(442c) A Performance Study of an Experimental Vibrating Screen in Treating Water-Sand Slurry

Authors: 
Benis, S., The University of Akron
Chase, G. G., The University of Akron

A vibrating screen is the most common solid-liquid filtration equipment in the drilling industry. In the oil drilling industry, these vibrating screens, called shale shakers, separate coarse cuttings from the drilling mud in preparation for reuse of the mud in the borehole. The capacity of drilling mud that a shale shaker can process is dependent upon the operational parameters such as vibration frequency and acceleration, mud rheology, mesh size and the shaker deck angle. The strategy of changing in the performance of a shale shaker by altering in the operational variables is not well understood and characterized.

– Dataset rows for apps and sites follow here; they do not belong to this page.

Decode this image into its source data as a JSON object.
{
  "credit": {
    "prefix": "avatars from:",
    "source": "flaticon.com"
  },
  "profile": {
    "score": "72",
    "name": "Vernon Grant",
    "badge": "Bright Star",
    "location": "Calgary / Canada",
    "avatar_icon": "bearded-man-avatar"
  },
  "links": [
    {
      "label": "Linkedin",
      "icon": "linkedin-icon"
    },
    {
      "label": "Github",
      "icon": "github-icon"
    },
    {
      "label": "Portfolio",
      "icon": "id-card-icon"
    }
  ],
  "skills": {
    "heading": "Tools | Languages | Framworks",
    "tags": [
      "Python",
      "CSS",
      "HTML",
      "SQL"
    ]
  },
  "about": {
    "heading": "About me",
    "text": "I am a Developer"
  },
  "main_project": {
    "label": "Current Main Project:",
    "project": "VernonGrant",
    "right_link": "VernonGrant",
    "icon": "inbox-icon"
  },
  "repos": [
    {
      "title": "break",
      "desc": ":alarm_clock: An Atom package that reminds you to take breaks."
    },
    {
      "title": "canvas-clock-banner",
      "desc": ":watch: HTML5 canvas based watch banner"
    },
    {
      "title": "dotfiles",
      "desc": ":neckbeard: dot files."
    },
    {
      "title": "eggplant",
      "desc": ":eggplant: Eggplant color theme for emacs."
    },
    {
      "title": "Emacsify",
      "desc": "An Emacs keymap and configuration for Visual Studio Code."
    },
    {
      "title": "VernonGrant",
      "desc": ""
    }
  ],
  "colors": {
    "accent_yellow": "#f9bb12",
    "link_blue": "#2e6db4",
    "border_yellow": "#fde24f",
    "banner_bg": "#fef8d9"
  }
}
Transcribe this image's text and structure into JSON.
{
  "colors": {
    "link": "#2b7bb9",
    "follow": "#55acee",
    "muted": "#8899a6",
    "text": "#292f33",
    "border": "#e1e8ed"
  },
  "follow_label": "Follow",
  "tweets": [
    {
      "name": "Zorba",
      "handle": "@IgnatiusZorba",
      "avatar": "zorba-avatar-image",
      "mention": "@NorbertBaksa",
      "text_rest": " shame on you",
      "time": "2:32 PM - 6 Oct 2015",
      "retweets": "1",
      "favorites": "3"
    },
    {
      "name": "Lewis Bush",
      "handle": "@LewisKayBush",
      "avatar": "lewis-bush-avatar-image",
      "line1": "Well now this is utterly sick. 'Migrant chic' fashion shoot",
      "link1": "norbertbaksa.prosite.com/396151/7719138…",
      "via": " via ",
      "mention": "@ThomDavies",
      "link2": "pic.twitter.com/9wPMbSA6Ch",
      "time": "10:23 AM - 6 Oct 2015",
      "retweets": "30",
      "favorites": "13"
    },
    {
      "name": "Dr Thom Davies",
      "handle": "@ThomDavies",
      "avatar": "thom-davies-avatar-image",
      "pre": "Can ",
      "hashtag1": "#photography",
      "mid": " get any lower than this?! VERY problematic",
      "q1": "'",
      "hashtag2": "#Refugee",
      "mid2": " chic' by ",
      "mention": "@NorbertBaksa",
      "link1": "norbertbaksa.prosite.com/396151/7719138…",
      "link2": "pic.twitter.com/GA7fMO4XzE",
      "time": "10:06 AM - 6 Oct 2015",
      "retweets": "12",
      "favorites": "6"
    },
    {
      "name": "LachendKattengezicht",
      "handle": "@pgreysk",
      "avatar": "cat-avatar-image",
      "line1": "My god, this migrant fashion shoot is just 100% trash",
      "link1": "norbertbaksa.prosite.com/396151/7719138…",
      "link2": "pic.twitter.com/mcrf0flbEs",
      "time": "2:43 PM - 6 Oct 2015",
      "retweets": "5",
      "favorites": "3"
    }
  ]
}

In this work the performance of a lab scale shale shaker in separation of different sand-water slurry concentrations was studied at various frequencies, accelerations, and deck angles,. The results for slurry concentration less than 4% sand showed that the shaker is capable of separation in a frequency range of 90-120 Hz for the entire range of angles and accelerations. The velocity of the wet filter cake at the outlet of screen decreased with angle and increased with acceleration and frequency.

The experimental results showed the vibrational frequency had the most effect on shaker performance.  Deck angle affected performance to a lesser degree, and vibration acceleration had only a moderate effect on the performance.